Allegiance to the rule of law has a long history. The Bill of Rights Institute points out that “The Greek philosopher Aristotle wrote, ‘It is more proper that law should govern than any one of the citizens,” and Founding Father John Adams famously wrote of the Massachusetts Constitution, “to the end, it may be a government of laws and not of men.” It is this goal of the law to recognize all citizens as equal that binds us together, and as Deputy Chief Administrative Judge Edwina Richardson Mendelson said, “Law is the heart and sinew of the nation.”
Keynote speaker Sylvia Hinds-Radix, Corporation Counsel for New York, spoke of the theme as “Giving us a unique opportunity to reflect on the foundations of our legal system and the cornerstone of the nation.” And that “our collaboration makes this democracy stronger, stronger in our diversity, and stronger in our ability to teach and to learn.”
Judge Hinds-Radix went on to note the importance of not only achieving but making a path for others. Because she says, doing nothing “to ensure that those who come behind us have the tools to make sure that this nation survives,” is a failure of our responsibility to the future.

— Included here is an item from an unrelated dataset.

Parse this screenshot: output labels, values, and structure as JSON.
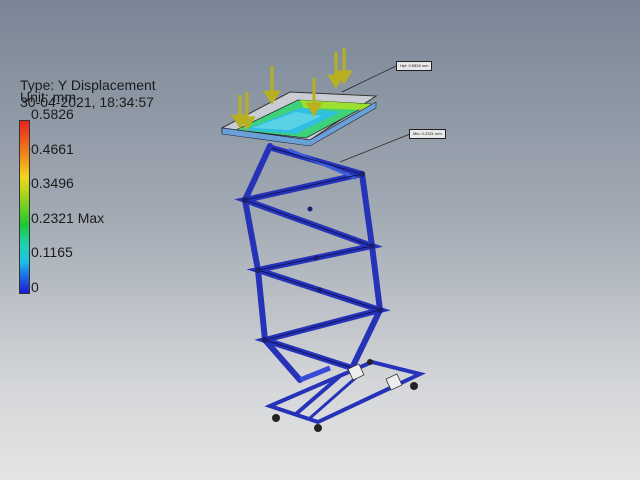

At the end of the program, Administrative Judge for Civil Matters, Lawrence Knipel, was happy to be able to declare that the Kings County court system had recovered from the pandemic and its lingering effects and was now exceeding pre-pandemic levels of activity. And that was something to be recognized and celebrated.